According to its flagship economic publication, the Asian Development Outlook (ADO) 2021, the region’s economic revival is underway, supported by a healthy global recovery and progress on vaccines.
ADB said recovery has begun in developing Asia, but at different speeds, with growth is forecast to be strongest in East and South Asia, and more moderate in Central, Southeast Asia and the Pacific.
“Growth in most regional economies strengthened in the latter part of 2020. Exports, particularly of electronics and products related to the COVID-19 pandemic, such as personal protective equipment have been an important driver of faster-than-expected recoveries.
“And this is reflected in a healthy turnaround in manufacturing. The economic revival is particularly strong in East Asia, but weaker elsewhere, especially in the Pacific,” it said.

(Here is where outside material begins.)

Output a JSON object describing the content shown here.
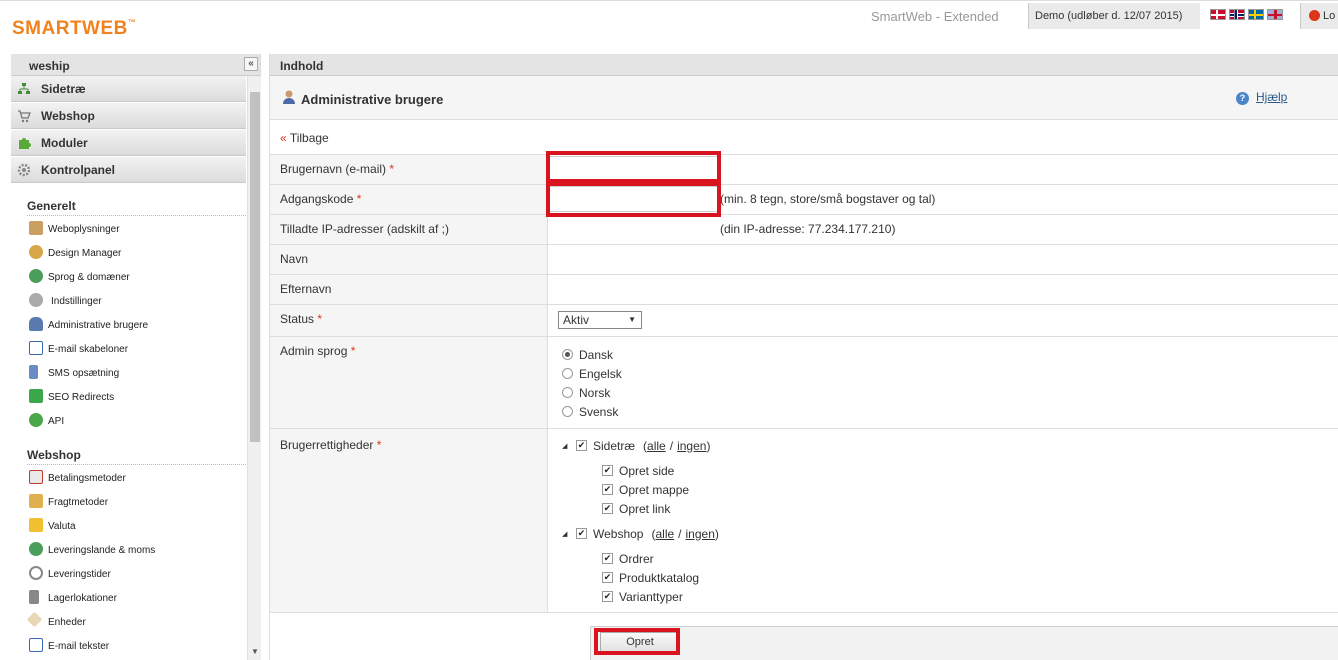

East Asia is forecast to grow by 7.4 per cent in 2021, while South Asia will have developing Asia’s fastest growth this year at 9.5 per cent.
Southeast Asia will grow by 4.4 per cent in 2021 and 5.1 per cent in 2022, Central Asia is likely to expand 3.4 per cent in 2021 and 4.0 per cent in 2022, while the Pacific may see a moderate growth of 1.4 per cent this year and 3.8 per cent next year.
ADB also noted that differing trends are also apparent in labour markets, with unemployment declining unevenly across economies.
Overall, developing Asia’s economy shrank by 0.2 per cent, with 32 of 46 ADB developing member economies recording negative growth.
South Asia posted the largest contraction on the back of an 8.0 per cent fall in India’s GDP, while Southeast Asia narrowed substantially, led by contractions of 9.6 per cent in the Philippines and 6.1 per cent in Thailand.
Economic activity also declined in Central Asia as commodity prices and remittances fell, and plunging tourist arrivals drove the Pacific into recession.
In contrast, East Asia bucked the trend with positive growth in 2020, boosted by the fast rebound and 2.3 per cent expansion in China.
Meanwhile, average inflation in the developing Asia is forecast to fall from 2.8 per cent in 2020 to 2.3 per cent in 2021, as food-price pressures ease and inflation moderates in India and China.
Prices in 2022 are forecast to rise by 2.7 per cent, driven mainly by China, while inflation will be lower in Central Asia and South Asia, with more stable expectations on exchange rates and food prices anticipated to play a large role in these sub-regions.
ADB also expects current account surplus in the region to narrow from 2.4 per cent of GDP in 2020 to 2.1 per cent this year.
It said gradually healthier economic activity will lead to imports growing faster than exports in most economies in developing Asia, reversing the import contraction and current account improvement seen in 2020.
As a result, the region’s current account surplus is forecast to dwindle.
Having said that, ADB reckons risks to deepen, mainly on how the COVID-19 pandemic unfolds.
“Significant new outbreaks or delayed vaccine rollouts could prolong disruptions to mobility and economic activity, deepening the crisis in some economies.
“Other risks to the outlook include geopolitical tensions, production bottlenecks, limited vaccine effectiveness, and financial turmoil from tightening financial conditions,” it said.
In addition, long-term scarring such as learning losses caused by school closures because of the pandemic could also occur.
ADB believes developing economies are likely to continue facing difficulties in speeding up vaccination due to vaccine supply issues and a lack of health-care facilities and workers.
By the end of March, developing Asia had administered about 214 million doses, or an average of 5.2 doses per 100 people, led by China, India, Indonesia, and Bangladesh.
The regional development bank said data on the number of fully vaccinated adults in the region are available for only 15 ADB developing member economies.
Out of these, the share of populations fully vaccinated exceeds 5.0 per cent only in Palau (29.2 per cent), the Marshall Islands (13.5 per cent), the Federated States of Micronesia (8.4 per cent), and Singapore (6.6 per cent). – Bernama